Continue to the Sydney Basin where a very small shrub, Crowea exalata [Section 191h] is clad with small pink star-like flowers. Opposite, Blackthorn, Bursaria spinosa [Section 191s], upright tall shrubs clad with clusters of lacy daisy-like flowers. Leptospermum crassifolium [Section 191s] has a covering of white-petalled flowers over the low arching branches. Above the Information Board, Hibiscus heterophyllus [Section 191s] is displaying its large flowers coloured white with pink splashes. Hibbertia pedunculata [Section 191s] is a dense groundcover bright with open yellow flowers amid the dark green leaves. Platysace lanceolata [Section 191e] fills this corner with its clusters of white flowers over the medium shrubs. Melaleuca thymifolia [Section 191m] has small clusters of pinkish lacy flowers stealing through other shrubs and at the curved seat the renowned Christmas Bell, Blandfordia grandiflora [Section 191u] displays its large bell-like red and yellow flowers atop a long upright stem surrounded by grass-like foliage. Crowea saligna [Section 191u] displays its bright pink star flowers over a low spreading shrub, just above the seat.

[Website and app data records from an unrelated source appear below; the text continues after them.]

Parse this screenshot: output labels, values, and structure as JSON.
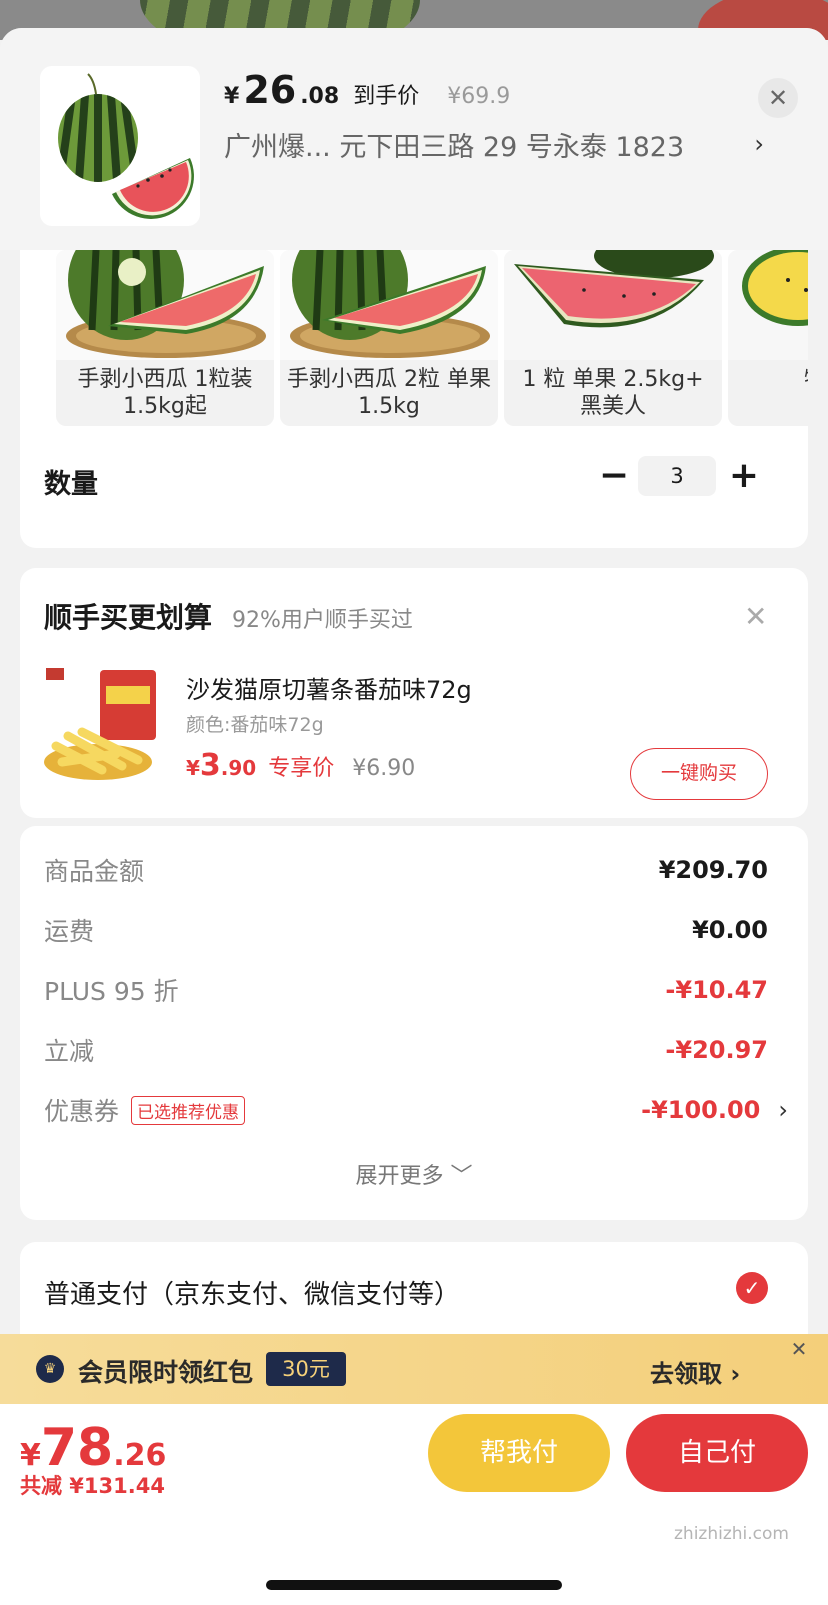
{
  "header": {
    "price_yen": "¥",
    "price_int": "26",
    "price_dec": ".08",
    "price_label": "到手价",
    "price_orig": "¥69.9",
    "address": "广州爆...  元下田三路 29 号永泰 1823",
    "address_chevron": "›",
    "close_symbol": "✕"
  },
  "spec": {
    "variants": [
      {
        "label": "手剥小西瓜 1粒装 1.5kg起"
      },
      {
        "label": "手剥小西瓜 2粒 单果1.5kg"
      },
      {
        "label": "1 粒 单果 2.5kg+ 黑美人"
      },
      {
        "label": "特小凤"
      }
    ],
    "quantity_label": "数量",
    "quantity_value": "3",
    "minus_symbol": "−",
    "plus_symbol": "+"
  },
  "upsell": {
    "title": "顺手买更划算",
    "subtitle": "92%用户顺手买过",
    "close_symbol": "✕",
    "product_name": "沙发猫原切薯条番茄味72g",
    "product_color": "颜色:番茄味72g",
    "price_yen": "¥",
    "price_int": "3",
    "price_dec": ".90",
    "price_label": "专享价",
    "price_orig": "¥6.90",
    "buy_button": "一键购买"
  },
  "summary": {
    "rows": [
      {
        "label": "商品金额",
        "value": "¥209.70"
      },
      {
        "label": "运费",
        "value": "¥0.00"
      },
      {
        "label": "PLUS 95 折",
        "value": "-¥10.47"
      },
      {
        "label": "立减",
        "value": "-¥20.97"
      },
      {
        "label": "优惠券",
        "value": "-¥100.00"
      }
    ],
    "coupon_tag": "已选推荐优惠",
    "coupon_chevron": "›",
    "expand": "展开更多 ﹀"
  },
  "payment": {
    "label": "普通支付（京东支付、微信支付等）",
    "check_symbol": "✓"
  },
  "promo": {
    "icon_symbol": "♛",
    "text": "会员限时领红包",
    "badge": "30元",
    "action": "去领取 ›",
    "close_symbol": "✕"
  },
  "bottom": {
    "total_yen": "¥",
    "total_int": "78",
    "total_dec": ".26",
    "saved": "共减 ¥131.44",
    "help_button": "帮我付",
    "self_button": "自己付",
    "watermark": "zhizhizhi.com"
  },
  "colors": {
    "accent_red": "#e4393c",
    "help_yellow": "#f3c63a",
    "promo_navy": "#1e2a4a"
  }
}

At the exit, Acacia longissima [Section 191l] is a tree of medium size with arching branches clad with cream rod-like flower heads.

Cross the Eucalyptus Lawn down to the Rock Garden which contains many small interesting plants including Sollya heterophylla [Section 15R], a dense compact twining vine with a profusion of blue bell-like flowers. Scaevola albida var. albida [Section 4] edges the path with its white fan-shaped flowers while Lythrum salicaria [Section 191q], pink flowers tipping the upright stems, bathe their roots in the shallow water between the rocks of the pool below the waterfall. Sit awhile, enjoy the beauty of this area with waterdragons of all sizes and tiny blue wrens dancing about the path.

Then to the so pleasantly cool Rain Forest so green, where the Dorrigo Waratah, Alloxylon pinnatum [Section 148] grows close to the downward stairs, the small tree topped with loose red ‘waratah’ flowers. And so to the ramp down to the café.

Summertime flowers are great … Barbara Daly.




Updated 29 January, 2009 , webmaster, ANBG (anbg-info@anbg.gov.au)